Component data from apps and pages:

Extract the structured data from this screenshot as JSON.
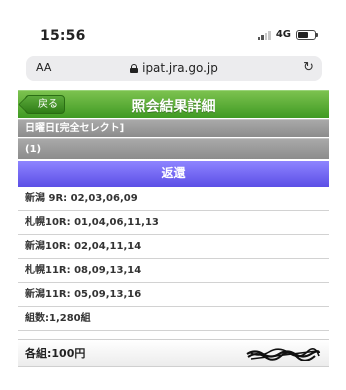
{
  "status_bar": {
    "time": "15:56",
    "network": "4G"
  },
  "browser": {
    "text_size_label": "AA",
    "url": "ipat.jra.go.jp",
    "reload_icon": "reload-icon"
  },
  "header": {
    "back_label": "戻る",
    "title": "照会結果詳細"
  },
  "info": {
    "bet_type": "日曜日[完全セレクト]",
    "number": "(1)"
  },
  "refund": {
    "label": "返還"
  },
  "rows": [
    "新潟  9R: 02,03,06,09",
    "札幌10R: 01,04,06,11,13",
    "新潟10R: 02,04,11,14",
    "札幌11R: 08,09,13,14",
    "新潟11R: 05,09,13,16",
    "組数:1,280組"
  ],
  "footer": {
    "per_combo": "各組:100円"
  },
  "colors": {
    "header_green": "#3f9a23",
    "refund_blue": "#5b4fe6",
    "gray_bar": "#8c8c8c"
  }
}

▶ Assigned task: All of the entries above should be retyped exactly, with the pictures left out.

▶ Answer:
Extract the structured data from this screenshot as JSON.
{
  "status_bar": {
    "time": "15:56",
    "network": "4G"
  },
  "browser": {
    "text_size_label": "AA",
    "url": "ipat.jra.go.jp",
    "reload_icon": "reload-icon"
  },
  "header": {
    "back_label": "戻る",
    "title": "照会結果詳細"
  },
  "info": {
    "bet_type": "日曜日[完全セレクト]",
    "number": "(1)"
  },
  "refund": {
    "label": "返還"
  },
  "rows": [
    "新潟  9R: 02,03,06,09",
    "札幌10R: 01,04,06,11,13",
    "新潟10R: 02,04,11,14",
    "札幌11R: 08,09,13,14",
    "新潟11R: 05,09,13,16",
    "組数:1,280組"
  ],
  "footer": {
    "per_combo": "各組:100円"
  },
  "colors": {
    "header_green": "#3f9a23",
    "refund_blue": "#5b4fe6",
    "gray_bar": "#8c8c8c"
  }
}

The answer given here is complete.